But as the tides changed for African-Americans in the post-Reconstruction years, it got harder for Ramey and Simkins to live their lives together. The couple began to put distance between them. Wright believes Ramey hoped to protect Simkins and their children from the increasingly violent raids and attacks by whites against blacks in the South.
Simkins took regular sojourns to Augusta where their youngest child Benjamin was born in 1880. In 1910, Ramey grew ill. His sister had threatened to take all of his assets. For the first time in their 38-year marriage, Ramey listed Simkins as his wife on the U.S. Census. He sent her off to New York with their children and most of his assets. When he died, his sister successfully petitioned the court to name her as administrator of his estate but most of it had already been transferred to Simkins.
Simkins remained in New York where she at one point lived with Benjamin after his wife died in the flu pandemic. At least one of the Ramey children chose to live as a white man and his descendants do not acknowledge his heritage, Wright said. All eight living children had left Edgefield and never returned. “There hasn’t been a Ramey in Edgefield for over 100 years,” Wright said. When Simkins died in 1929, she had four bank accounts, homes in New York and Augusta, and enough money to leave an inheritance to each of her eight living children, Wright said.

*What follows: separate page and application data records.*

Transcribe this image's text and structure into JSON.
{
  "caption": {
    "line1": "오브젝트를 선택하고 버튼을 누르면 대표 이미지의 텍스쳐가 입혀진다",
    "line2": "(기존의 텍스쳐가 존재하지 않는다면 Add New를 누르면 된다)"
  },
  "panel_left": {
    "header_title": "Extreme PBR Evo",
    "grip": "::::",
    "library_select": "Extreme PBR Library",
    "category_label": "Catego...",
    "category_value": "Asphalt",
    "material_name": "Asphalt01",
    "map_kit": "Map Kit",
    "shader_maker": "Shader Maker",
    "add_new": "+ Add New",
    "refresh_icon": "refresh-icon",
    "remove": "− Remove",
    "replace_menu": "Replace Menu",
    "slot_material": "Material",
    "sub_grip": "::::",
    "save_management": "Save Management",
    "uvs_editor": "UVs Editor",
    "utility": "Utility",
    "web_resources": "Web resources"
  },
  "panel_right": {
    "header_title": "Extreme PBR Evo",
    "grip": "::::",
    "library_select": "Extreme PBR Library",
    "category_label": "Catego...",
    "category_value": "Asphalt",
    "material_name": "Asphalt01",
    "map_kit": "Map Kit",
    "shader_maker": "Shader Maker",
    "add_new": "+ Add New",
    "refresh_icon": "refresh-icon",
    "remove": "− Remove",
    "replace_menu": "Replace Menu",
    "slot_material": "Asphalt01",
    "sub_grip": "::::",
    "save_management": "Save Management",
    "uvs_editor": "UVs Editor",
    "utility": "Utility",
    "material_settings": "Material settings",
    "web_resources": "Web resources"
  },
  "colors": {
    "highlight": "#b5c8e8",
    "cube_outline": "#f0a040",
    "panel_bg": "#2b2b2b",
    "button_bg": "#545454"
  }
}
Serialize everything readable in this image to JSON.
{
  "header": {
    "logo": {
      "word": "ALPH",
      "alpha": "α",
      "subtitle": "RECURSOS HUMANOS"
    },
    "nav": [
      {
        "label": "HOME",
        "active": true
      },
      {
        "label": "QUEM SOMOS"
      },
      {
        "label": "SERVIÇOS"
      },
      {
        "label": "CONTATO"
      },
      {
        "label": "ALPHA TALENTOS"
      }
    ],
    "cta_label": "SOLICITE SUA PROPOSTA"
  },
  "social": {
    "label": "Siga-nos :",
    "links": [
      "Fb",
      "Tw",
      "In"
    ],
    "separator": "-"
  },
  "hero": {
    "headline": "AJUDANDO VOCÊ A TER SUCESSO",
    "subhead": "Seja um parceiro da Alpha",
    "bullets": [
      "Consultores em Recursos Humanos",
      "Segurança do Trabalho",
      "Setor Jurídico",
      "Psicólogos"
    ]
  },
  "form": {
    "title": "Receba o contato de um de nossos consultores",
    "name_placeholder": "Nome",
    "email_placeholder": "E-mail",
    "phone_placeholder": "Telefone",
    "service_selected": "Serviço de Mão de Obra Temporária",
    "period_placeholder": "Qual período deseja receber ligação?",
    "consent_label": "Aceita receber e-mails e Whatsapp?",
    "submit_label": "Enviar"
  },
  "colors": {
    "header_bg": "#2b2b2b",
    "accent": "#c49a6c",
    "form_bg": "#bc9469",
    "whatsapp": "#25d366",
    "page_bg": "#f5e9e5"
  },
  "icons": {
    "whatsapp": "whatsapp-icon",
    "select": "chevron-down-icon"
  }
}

“It is a magical story of this love they had that transcended time. At a time when it could have really been bad for them, they stayed together,” Guy said. “We have interracial relationships throughout history but to have this one that was documented with photographic history … you can see the love. It is so unique. It is so special.”
What Wright admires most about Ramey and Simkins is their courage. That Ramey would choose to give his name, his assets and his legacy to a black woman and that Simkins would choose to accept an offering of love from a white man wasn’t the easy choice for either of them to make at the time. “I am proud of what they did. I am proud they let love rule for them. They had everything to lose,” said Wright.
By 1959, all the Ramey children had died except for Benjamin who would live long enough to see the birth of two of his great-great grandchildren. Wright always ends her lectures by holding up the picture of her as a baby in Benjamin Ramey’s arms. “I would like to think he whispered to his youngest great-great-granddaughter saying, ‘Don’t let them forget us,’”she said.